## Exercise:
Output the entries below without any alteration.
____
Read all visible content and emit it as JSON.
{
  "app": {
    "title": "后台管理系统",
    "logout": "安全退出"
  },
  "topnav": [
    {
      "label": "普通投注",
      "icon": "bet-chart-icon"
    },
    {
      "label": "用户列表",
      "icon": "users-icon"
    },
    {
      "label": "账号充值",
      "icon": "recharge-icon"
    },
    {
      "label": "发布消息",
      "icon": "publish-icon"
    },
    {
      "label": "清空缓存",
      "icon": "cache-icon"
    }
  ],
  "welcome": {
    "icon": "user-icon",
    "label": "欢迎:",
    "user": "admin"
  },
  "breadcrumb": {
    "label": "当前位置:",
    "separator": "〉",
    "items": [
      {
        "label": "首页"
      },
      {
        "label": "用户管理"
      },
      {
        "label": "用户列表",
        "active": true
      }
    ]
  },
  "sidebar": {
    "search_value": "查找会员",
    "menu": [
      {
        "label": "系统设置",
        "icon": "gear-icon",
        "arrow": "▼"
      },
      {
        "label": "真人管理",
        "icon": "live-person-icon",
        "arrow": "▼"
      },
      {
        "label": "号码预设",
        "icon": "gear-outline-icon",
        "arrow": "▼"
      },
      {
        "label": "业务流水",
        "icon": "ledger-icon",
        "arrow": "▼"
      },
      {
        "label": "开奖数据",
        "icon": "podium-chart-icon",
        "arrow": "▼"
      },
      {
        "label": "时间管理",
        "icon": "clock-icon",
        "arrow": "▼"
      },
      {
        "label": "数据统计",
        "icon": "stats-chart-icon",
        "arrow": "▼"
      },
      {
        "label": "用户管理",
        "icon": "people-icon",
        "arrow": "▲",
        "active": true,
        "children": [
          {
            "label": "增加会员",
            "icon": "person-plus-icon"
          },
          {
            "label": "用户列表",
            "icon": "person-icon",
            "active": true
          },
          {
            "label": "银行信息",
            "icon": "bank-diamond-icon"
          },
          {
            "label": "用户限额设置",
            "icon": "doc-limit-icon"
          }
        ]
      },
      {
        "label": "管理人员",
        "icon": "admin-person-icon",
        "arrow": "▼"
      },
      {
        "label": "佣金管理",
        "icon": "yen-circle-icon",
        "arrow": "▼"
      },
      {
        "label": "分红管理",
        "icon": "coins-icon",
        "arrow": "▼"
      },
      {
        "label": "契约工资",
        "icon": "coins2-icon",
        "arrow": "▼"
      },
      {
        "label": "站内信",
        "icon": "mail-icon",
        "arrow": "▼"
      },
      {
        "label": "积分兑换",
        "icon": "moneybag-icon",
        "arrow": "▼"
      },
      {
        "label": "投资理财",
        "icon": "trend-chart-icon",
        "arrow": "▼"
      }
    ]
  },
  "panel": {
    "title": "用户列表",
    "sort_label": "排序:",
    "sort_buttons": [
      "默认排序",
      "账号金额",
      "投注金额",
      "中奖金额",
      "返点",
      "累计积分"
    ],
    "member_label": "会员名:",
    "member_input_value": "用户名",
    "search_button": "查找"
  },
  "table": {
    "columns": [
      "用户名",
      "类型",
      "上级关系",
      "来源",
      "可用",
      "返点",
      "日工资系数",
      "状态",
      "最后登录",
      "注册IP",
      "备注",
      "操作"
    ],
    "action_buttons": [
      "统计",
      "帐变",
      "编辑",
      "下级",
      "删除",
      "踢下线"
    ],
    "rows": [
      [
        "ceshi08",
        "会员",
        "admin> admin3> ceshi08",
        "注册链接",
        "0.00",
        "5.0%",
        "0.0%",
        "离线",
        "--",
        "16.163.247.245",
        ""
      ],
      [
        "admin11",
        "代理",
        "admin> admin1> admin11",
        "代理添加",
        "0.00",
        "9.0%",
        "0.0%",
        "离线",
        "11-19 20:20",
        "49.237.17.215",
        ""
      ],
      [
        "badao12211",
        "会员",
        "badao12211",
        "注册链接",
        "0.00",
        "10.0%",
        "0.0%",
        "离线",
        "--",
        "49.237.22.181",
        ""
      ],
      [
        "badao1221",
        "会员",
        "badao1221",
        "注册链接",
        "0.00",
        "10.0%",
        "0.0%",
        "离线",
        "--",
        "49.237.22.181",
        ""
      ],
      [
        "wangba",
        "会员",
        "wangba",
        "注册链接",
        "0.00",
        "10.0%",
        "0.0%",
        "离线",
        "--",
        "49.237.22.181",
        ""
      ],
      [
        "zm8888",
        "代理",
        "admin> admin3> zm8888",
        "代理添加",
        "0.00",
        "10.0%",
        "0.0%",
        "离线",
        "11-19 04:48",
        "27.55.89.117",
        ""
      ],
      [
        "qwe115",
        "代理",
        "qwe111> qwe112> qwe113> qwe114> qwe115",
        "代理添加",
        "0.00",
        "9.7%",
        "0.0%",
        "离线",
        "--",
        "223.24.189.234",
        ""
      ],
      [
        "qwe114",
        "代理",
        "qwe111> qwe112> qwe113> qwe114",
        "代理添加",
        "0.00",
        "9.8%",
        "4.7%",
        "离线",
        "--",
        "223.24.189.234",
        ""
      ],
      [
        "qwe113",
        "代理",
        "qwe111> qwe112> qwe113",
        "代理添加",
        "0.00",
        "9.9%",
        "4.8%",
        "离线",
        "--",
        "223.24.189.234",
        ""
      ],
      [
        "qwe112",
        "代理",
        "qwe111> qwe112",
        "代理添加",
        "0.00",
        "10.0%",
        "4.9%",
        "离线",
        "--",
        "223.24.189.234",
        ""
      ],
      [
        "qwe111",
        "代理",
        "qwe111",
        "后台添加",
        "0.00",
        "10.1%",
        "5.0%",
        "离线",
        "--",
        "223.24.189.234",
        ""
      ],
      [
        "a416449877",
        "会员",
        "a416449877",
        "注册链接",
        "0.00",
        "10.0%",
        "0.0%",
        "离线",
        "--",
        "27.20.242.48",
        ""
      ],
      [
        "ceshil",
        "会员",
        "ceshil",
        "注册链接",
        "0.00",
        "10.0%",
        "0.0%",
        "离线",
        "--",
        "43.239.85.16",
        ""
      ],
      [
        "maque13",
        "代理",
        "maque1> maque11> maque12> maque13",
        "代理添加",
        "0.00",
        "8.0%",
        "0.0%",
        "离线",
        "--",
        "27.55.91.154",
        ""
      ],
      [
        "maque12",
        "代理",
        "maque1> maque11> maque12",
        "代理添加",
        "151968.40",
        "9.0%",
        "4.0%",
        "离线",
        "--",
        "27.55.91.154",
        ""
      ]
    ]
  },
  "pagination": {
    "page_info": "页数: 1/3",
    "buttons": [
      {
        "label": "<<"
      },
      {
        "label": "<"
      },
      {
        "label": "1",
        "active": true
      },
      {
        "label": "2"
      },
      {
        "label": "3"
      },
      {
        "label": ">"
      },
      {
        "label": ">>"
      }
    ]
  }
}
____
## Response:
Read all visible content and emit it as JSON.
{
  "app": {
    "title": "后台管理系统",
    "logout": "安全退出"
  },
  "topnav": [
    {
      "label": "普通投注",
      "icon": "bet-chart-icon"
    },
    {
      "label": "用户列表",
      "icon": "users-icon"
    },
    {
      "label": "账号充值",
      "icon": "recharge-icon"
    },
    {
      "label": "发布消息",
      "icon": "publish-icon"
    },
    {
      "label": "清空缓存",
      "icon": "cache-icon"
    }
  ],
  "welcome": {
    "icon": "user-icon",
    "label": "欢迎:",
    "user": "admin"
  },
  "breadcrumb": {
    "label": "当前位置:",
    "separator": "〉",
    "items": [
      {
        "label": "首页"
      },
      {
        "label": "用户管理"
      },
      {
        "label": "用户列表",
        "active": true
      }
    ]
  },
  "sidebar": {
    "search_value": "查找会员",
    "menu": [
      {
        "label": "系统设置",
        "icon": "gear-icon",
        "arrow": "▼"
      },
      {
        "label": "真人管理",
        "icon": "live-person-icon",
        "arrow": "▼"
      },
      {
        "label": "号码预设",
        "icon": "gear-outline-icon",
        "arrow": "▼"
      },
      {
        "label": "业务流水",
        "icon": "ledger-icon",
        "arrow": "▼"
      },
      {
        "label": "开奖数据",
        "icon": "podium-chart-icon",
        "arrow": "▼"
      },
      {
        "label": "时间管理",
        "icon": "clock-icon",
        "arrow": "▼"
      },
      {
        "label": "数据统计",
        "icon": "stats-chart-icon",
        "arrow": "▼"
      },
      {
        "label": "用户管理",
        "icon": "people-icon",
        "arrow": "▲",
        "active": true,
        "children": [
          {
            "label": "增加会员",
            "icon": "person-plus-icon"
          },
          {
            "label": "用户列表",
            "icon": "person-icon",
            "active": true
          },
          {
            "label": "银行信息",
            "icon": "bank-diamond-icon"
          },
          {
            "label": "用户限额设置",
            "icon": "doc-limit-icon"
          }
        ]
      },
      {
        "label": "管理人员",
        "icon": "admin-person-icon",
        "arrow": "▼"
      },
      {
        "label": "佣金管理",
        "icon": "yen-circle-icon",
        "arrow": "▼"
      },
      {
        "label": "分红管理",
        "icon": "coins-icon",
        "arrow": "▼"
      },
      {
        "label": "契约工资",
        "icon": "coins2-icon",
        "arrow": "▼"
      },
      {
        "label": "站内信",
        "icon": "mail-icon",
        "arrow": "▼"
      },
      {
        "label": "积分兑换",
        "icon": "moneybag-icon",
        "arrow": "▼"
      },
      {
        "label": "投资理财",
        "icon": "trend-chart-icon",
        "arrow": "▼"
      }
    ]
  },
  "panel": {
    "title": "用户列表",
    "sort_label": "排序:",
    "sort_buttons": [
      "默认排序",
      "账号金额",
      "投注金额",
      "中奖金额",
      "返点",
      "累计积分"
    ],
    "member_label": "会员名:",
    "member_input_value": "用户名",
    "search_button": "查找"
  },
  "table": {
    "columns": [
      "用户名",
      "类型",
      "上级关系",
      "来源",
      "可用",
      "返点",
      "日工资系数",
      "状态",
      "最后登录",
      "注册IP",
      "备注",
      "操作"
    ],
    "action_buttons": [
      "统计",
      "帐变",
      "编辑",
      "下级",
      "删除",
      "踢下线"
    ],
    "rows": [
      [
        "ceshi08",
        "会员",
        "admin> admin3> ceshi08",
        "注册链接",
        "0.00",
        "5.0%",
        "0.0%",
        "离线",
        "--",
        "16.163.247.245",
        ""
      ],
      [
        "admin11",
        "代理",
        "admin> admin1> admin11",
        "代理添加",
        "0.00",
        "9.0%",
        "0.0%",
        "离线",
        "11-19 20:20",
        "49.237.17.215",
        ""
      ],
      [
        "badao12211",
        "会员",
        "badao12211",
        "注册链接",
        "0.00",
        "10.0%",
        "0.0%",
        "离线",
        "--",
        "49.237.22.181",
        ""
      ],
      [
        "badao1221",
        "会员",
        "badao1221",
        "注册链接",
        "0.00",
        "10.0%",
        "0.0%",
        "离线",
        "--",
        "49.237.22.181",
        ""
      ],
      [
        "wangba",
        "会员",
        "wangba",
        "注册链接",
        "0.00",
        "10.0%",
        "0.0%",
        "离线",
        "--",
        "49.237.22.181",
        ""
      ],
      [
        "zm8888",
        "代理",
        "admin> admin3> zm8888",
        "代理添加",
        "0.00",
        "10.0%",
        "0.0%",
        "离线",
        "11-19 04:48",
        "27.55.89.117",
        ""
      ],
      [
        "qwe115",
        "代理",
        "qwe111> qwe112> qwe113> qwe114> qwe115",
        "代理添加",
        "0.00",
        "9.7%",
        "0.0%",
        "离线",
        "--",
        "223.24.189.234",
        ""
      ],
      [
        "qwe114",
        "代理",
        "qwe111> qwe112> qwe113> qwe114",
        "代理添加",
        "0.00",
        "9.8%",
        "4.7%",
        "离线",
        "--",
        "223.24.189.234",
        ""
      ],
      [
        "qwe113",
        "代理",
        "qwe111> qwe112> qwe113",
        "代理添加",
        "0.00",
        "9.9%",
        "4.8%",
        "离线",
        "--",
        "223.24.189.234",
        ""
      ],
      [
        "qwe112",
        "代理",
        "qwe111> qwe112",
        "代理添加",
        "0.00",
        "10.0%",
        "4.9%",
        "离线",
        "--",
        "223.24.189.234",
        ""
      ],
      [
        "qwe111",
        "代理",
        "qwe111",
        "后台添加",
        "0.00",
        "10.1%",
        "5.0%",
        "离线",
        "--",
        "223.24.189.234",
        ""
      ],
      [
        "a416449877",
        "会员",
        "a416449877",
        "注册链接",
        "0.00",
        "10.0%",
        "0.0%",
        "离线",
        "--",
        "27.20.242.48",
        ""
      ],
      [
        "ceshil",
        "会员",
        "ceshil",
        "注册链接",
        "0.00",
        "10.0%",
        "0.0%",
        "离线",
        "--",
        "43.239.85.16",
        ""
      ],
      [
        "maque13",
        "代理",
        "maque1> maque11> maque12> maque13",
        "代理添加",
        "0.00",
        "8.0%",
        "0.0%",
        "离线",
        "--",
        "27.55.91.154",
        ""
      ],
      [
        "maque12",
        "代理",
        "maque1> maque11> maque12",
        "代理添加",
        "151968.40",
        "9.0%",
        "4.0%",
        "离线",
        "--",
        "27.55.91.154",
        ""
      ]
    ]
  },
  "pagination": {
    "page_info": "页数: 1/3",
    "buttons": [
      {
        "label": "<<"
      },
      {
        "label": "<"
      },
      {
        "label": "1",
        "active": true
      },
      {
        "label": "2"
      },
      {
        "label": "3"
      },
      {
        "label": ">"
      },
      {
        "label": ">>"
      }
    ]
  }
}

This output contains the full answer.